━━ Records shown

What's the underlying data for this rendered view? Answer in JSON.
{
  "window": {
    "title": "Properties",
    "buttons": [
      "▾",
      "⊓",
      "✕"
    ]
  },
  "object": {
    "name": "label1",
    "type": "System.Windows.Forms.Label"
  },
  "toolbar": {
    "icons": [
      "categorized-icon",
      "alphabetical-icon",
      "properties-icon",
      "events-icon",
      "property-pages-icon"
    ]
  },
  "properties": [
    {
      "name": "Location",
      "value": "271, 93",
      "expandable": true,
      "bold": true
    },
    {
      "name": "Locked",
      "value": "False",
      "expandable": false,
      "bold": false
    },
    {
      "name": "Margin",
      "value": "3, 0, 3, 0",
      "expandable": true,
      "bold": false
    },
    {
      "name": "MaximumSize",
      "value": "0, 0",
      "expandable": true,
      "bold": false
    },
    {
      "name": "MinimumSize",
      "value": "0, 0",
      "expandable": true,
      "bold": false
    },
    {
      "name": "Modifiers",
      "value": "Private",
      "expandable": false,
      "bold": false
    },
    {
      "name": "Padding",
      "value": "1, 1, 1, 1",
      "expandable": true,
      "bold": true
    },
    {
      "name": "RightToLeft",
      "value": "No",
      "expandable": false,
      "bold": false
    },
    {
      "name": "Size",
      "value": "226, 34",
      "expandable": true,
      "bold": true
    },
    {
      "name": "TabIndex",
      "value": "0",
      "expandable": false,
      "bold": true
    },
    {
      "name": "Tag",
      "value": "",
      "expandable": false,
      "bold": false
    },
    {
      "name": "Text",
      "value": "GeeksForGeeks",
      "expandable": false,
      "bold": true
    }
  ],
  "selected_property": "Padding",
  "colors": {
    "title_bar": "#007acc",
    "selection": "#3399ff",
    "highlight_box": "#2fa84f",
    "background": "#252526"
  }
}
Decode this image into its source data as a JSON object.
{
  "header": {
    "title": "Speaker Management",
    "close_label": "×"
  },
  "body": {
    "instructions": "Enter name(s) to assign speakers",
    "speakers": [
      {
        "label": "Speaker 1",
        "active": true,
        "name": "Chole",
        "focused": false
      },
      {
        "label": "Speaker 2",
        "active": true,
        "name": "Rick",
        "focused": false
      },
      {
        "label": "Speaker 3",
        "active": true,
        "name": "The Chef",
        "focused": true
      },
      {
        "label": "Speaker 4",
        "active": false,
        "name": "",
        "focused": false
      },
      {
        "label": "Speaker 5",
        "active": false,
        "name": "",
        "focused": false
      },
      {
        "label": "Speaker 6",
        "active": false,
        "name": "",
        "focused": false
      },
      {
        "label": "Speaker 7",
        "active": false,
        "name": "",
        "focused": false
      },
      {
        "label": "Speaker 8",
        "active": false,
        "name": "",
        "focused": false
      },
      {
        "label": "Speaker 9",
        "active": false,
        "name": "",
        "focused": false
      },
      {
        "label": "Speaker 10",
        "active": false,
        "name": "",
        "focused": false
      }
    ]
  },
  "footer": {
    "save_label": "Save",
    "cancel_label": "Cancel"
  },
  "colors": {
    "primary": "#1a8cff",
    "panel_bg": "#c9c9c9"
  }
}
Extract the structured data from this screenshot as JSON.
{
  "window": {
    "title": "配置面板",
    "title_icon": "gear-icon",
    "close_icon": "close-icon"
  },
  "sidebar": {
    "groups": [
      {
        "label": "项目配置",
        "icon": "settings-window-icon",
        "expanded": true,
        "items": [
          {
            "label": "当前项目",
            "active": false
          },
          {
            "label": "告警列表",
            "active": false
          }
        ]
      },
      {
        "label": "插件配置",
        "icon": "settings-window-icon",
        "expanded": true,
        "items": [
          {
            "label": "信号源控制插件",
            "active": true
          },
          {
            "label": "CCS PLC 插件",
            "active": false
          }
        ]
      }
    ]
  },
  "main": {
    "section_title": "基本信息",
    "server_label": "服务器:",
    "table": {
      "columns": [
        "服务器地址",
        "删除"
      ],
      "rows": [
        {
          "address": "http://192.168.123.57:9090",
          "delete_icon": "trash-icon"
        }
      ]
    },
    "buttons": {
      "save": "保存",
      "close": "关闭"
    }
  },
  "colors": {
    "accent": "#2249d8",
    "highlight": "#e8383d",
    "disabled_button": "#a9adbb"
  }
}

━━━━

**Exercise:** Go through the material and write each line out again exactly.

**Output:**
What's the underlying data for this rendered view? Answer in JSON.
{
  "window": {
    "title": "Properties",
    "buttons": [
      "▾",
      "⊓",
      "✕"
    ]
  },
  "object": {
    "name": "label1",
    "type": "System.Windows.Forms.Label"
  },
  "toolbar": {
    "icons": [
      "categorized-icon",
      "alphabetical-icon",
      "properties-icon",
      "events-icon",
      "property-pages-icon"
    ]
  },
  "properties": [
    {
      "name": "Location",
      "value": "271, 93",
      "expandable": true,
      "bold": true
    },
    {
      "name": "Locked",
      "value": "False",
      "expandable": false,
      "bold": false
    },
    {
      "name": "Margin",
      "value": "3, 0, 3, 0",
      "expandable": true,
      "bold": false
    },
    {
      "name": "MaximumSize",
      "value": "0, 0",
      "expandable": true,
      "bold": false
    },
    {
      "name": "MinimumSize",
      "value": "0, 0",
      "expandable": true,
      "bold": false
    },
    {
      "name": "Modifiers",
      "value": "Private",
      "expandable": false,
      "bold": false
    },
    {
      "name": "Padding",
      "value": "1, 1, 1, 1",
      "expandable": true,
      "bold": true
    },
    {
      "name": "RightToLeft",
      "value": "No",
      "expandable": false,
      "bold": false
    },
    {
      "name": "Size",
      "value": "226, 34",
      "expandable": true,
      "bold": true
    },
    {
      "name": "TabIndex",
      "value": "0",
      "expandable": false,
      "bold": true
    },
    {
      "name": "Tag",
      "value": "",
      "expandable": false,
      "bold": false
    },
    {
      "name": "Text",
      "value": "GeeksForGeeks",
      "expandable": false,
      "bold": true
    }
  ],
  "selected_property": "Padding",
  "colors": {
    "title_bar": "#007acc",
    "selection": "#3399ff",
    "highlight_box": "#2fa84f",
    "background": "#252526"
  }
}
Decode this image into its source data as a JSON object.
{
  "header": {
    "title": "Speaker Management",
    "close_label": "×"
  },
  "body": {
    "instructions": "Enter name(s) to assign speakers",
    "speakers": [
      {
        "label": "Speaker 1",
        "active": true,
        "name": "Chole",
        "focused": false
      },
      {
        "label": "Speaker 2",
        "active": true,
        "name": "Rick",
        "focused": false
      },
      {
        "label": "Speaker 3",
        "active": true,
        "name": "The Chef",
        "focused": true
      },
      {
        "label": "Speaker 4",
        "active": false,
        "name": "",
        "focused": false
      },
      {
        "label": "Speaker 5",
        "active": false,
        "name": "",
        "focused": false
      },
      {
        "label": "Speaker 6",
        "active": false,
        "name": "",
        "focused": false
      },
      {
        "label": "Speaker 7",
        "active": false,
        "name": "",
        "focused": false
      },
      {
        "label": "Speaker 8",
        "active": false,
        "name": "",
        "focused": false
      },
      {
        "label": "Speaker 9",
        "active": false,
        "name": "",
        "focused": false
      },
      {
        "label": "Speaker 10",
        "active": false,
        "name": "",
        "focused": false
      }
    ]
  },
  "footer": {
    "save_label": "Save",
    "cancel_label": "Cancel"
  },
  "colors": {
    "primary": "#1a8cff",
    "panel_bg": "#c9c9c9"
  }
}
Extract the structured data from this screenshot as JSON.
{
  "window": {
    "title": "配置面板",
    "title_icon": "gear-icon",
    "close_icon": "close-icon"
  },
  "sidebar": {
    "groups": [
      {
        "label": "项目配置",
        "icon": "settings-window-icon",
        "expanded": true,
        "items": [
          {
            "label": "当前项目",
            "active": false
          },
          {
            "label": "告警列表",
            "active": false
          }
        ]
      },
      {
        "label": "插件配置",
        "icon": "settings-window-icon",
        "expanded": true,
        "items": [
          {
            "label": "信号源控制插件",
            "active": true
          },
          {
            "label": "CCS PLC 插件",
            "active": false
          }
        ]
      }
    ]
  },
  "main": {
    "section_title": "基本信息",
    "server_label": "服务器:",
    "table": {
      "columns": [
        "服务器地址",
        "删除"
      ],
      "rows": [
        {
          "address": "http://192.168.123.57:9090",
          "delete_icon": "trash-icon"
        }
      ]
    },
    "buttons": {
      "save": "保存",
      "close": "关闭"
    }
  },
  "colors": {
    "accent": "#2249d8",
    "highlight": "#e8383d",
    "disabled_button": "#a9adbb"
  }
}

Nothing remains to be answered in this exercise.